ACTIVITY:
Where the string "UNIDAS" appears in a line of the data, show that line.

DATA FOR THIS TASK:
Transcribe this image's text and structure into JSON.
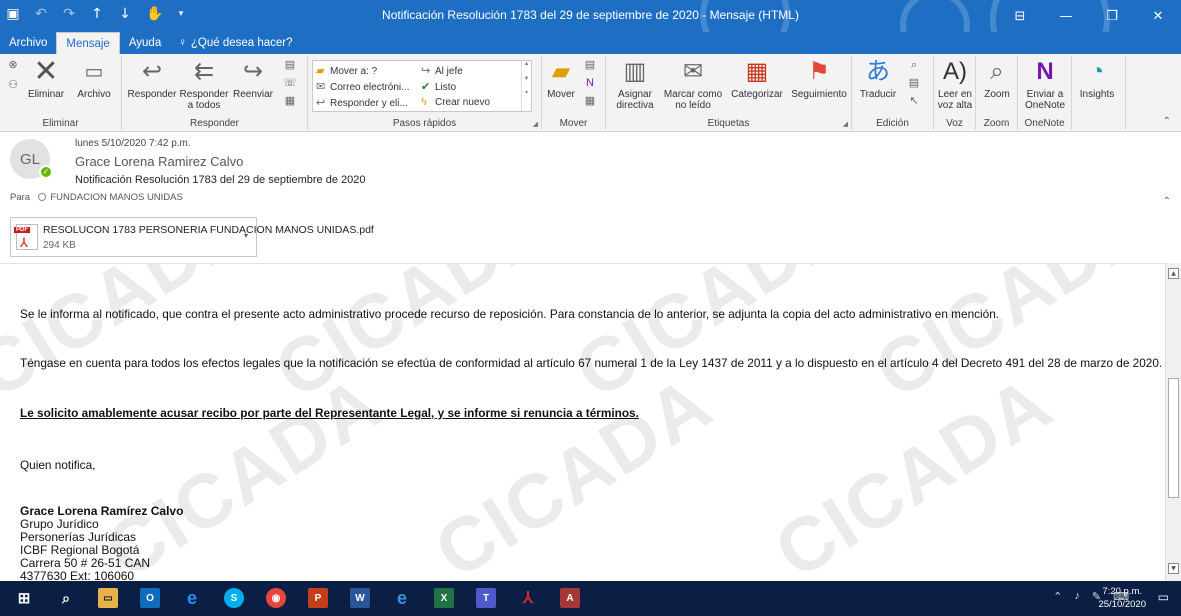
{
  "window": {
    "title": "Notificación Resolución 1783 del 29 de septiembre de 2020  -  Mensaje (HTML)"
  },
  "tabs": [
    {
      "label": "Archivo"
    },
    {
      "label": "Mensaje"
    },
    {
      "label": "Ayuda"
    }
  ],
  "tell_me": "¿Qué desea hacer?",
  "ribbon": {
    "eliminar": {
      "label": "Eliminar",
      "eliminar_btn": "Eliminar",
      "archivo_btn": "Archivo"
    },
    "responder": {
      "label": "Responder",
      "responder_btn": "Responder",
      "responder_todos_1": "Responder",
      "responder_todos_2": "a todos",
      "reenviar_btn": "Reenviar"
    },
    "pasos": {
      "label": "Pasos rápidos",
      "items": [
        "Mover a: ?",
        "Correo electróni...",
        "Responder y eli...",
        "Al jefe",
        "Listo",
        "Crear nuevo"
      ]
    },
    "mover": {
      "label": "Mover",
      "mover_btn": "Mover"
    },
    "etiquetas": {
      "label": "Etiquetas",
      "asignar_1": "Asignar",
      "asignar_2": "directiva",
      "marcar_1": "Marcar como",
      "marcar_2": "no leído",
      "categorizar": "Categorizar",
      "seguimiento": "Seguimiento"
    },
    "edicion": {
      "label": "Edición",
      "traducir": "Traducir"
    },
    "voz": {
      "label": "Voz",
      "leer_1": "Leer en",
      "leer_2": "voz alta"
    },
    "zoom": {
      "label": "Zoom",
      "zoom_btn": "Zoom"
    },
    "onenote": {
      "label": "OneNote",
      "enviar_1": "Enviar a",
      "enviar_2": "OneNote"
    },
    "insights": {
      "label": "Insights"
    }
  },
  "header": {
    "avatar_initials": "GL",
    "date": "lunes 5/10/2020 7:42 p.m.",
    "sender": "Grace Lorena Ramirez Calvo",
    "subject": "Notificación Resolución 1783 del 29 de septiembre de 2020",
    "to_label": "Para",
    "to_value": "FUNDACION MANOS UNIDAS"
  },
  "attachment": {
    "name": "RESOLUCON 1783 PERSONERIA FUNDACION MANOS UNIDAS.pdf",
    "size": "294 KB",
    "tag": "PDF"
  },
  "body": {
    "p1": "Se le informa al notificado, que contra el presente acto administrativo procede recurso de reposición. Para constancia de lo anterior, se adjunta la copia del acto administrativo en mención.",
    "p2": "Téngase en cuenta para todos los efectos legales que la notificación se efectúa de conformidad al artículo 67 numeral 1 de la Ley 1437 de 2011 y a lo dispuesto en el artículo 4 del Decreto 491 del 28 de marzo de 2020.",
    "p3": "Le solicito amablemente acusar recibo por parte del Representante Legal, y se informe si renuncia a términos.",
    "p4": "Quien notifica,",
    "sig_name": "Grace Lorena Ramírez Calvo",
    "sig_lines": [
      "Grupo Jurídico",
      "Personerías Jurídicas",
      "ICBF Regional Bogotá",
      "Carrera 50 # 26-51 CAN",
      "4377630 Ext: 106060"
    ]
  },
  "taskbar": {
    "clock_time": "7:20 p.m.",
    "clock_date": "25/10/2020"
  },
  "colors": {
    "accent": "#1e6fc4",
    "taskbar": "#0b1f44",
    "flag": "#e0473a",
    "presence": "#6bb700",
    "pdf_red": "#c41b1b"
  }
}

WRITTEN ANSWER:
    "to_value": "FUNDACION MANOS UNIDAS"
    "name": "RESOLUCON 1783 PERSONERIA FUNDACION MANOS UNIDAS.pdf",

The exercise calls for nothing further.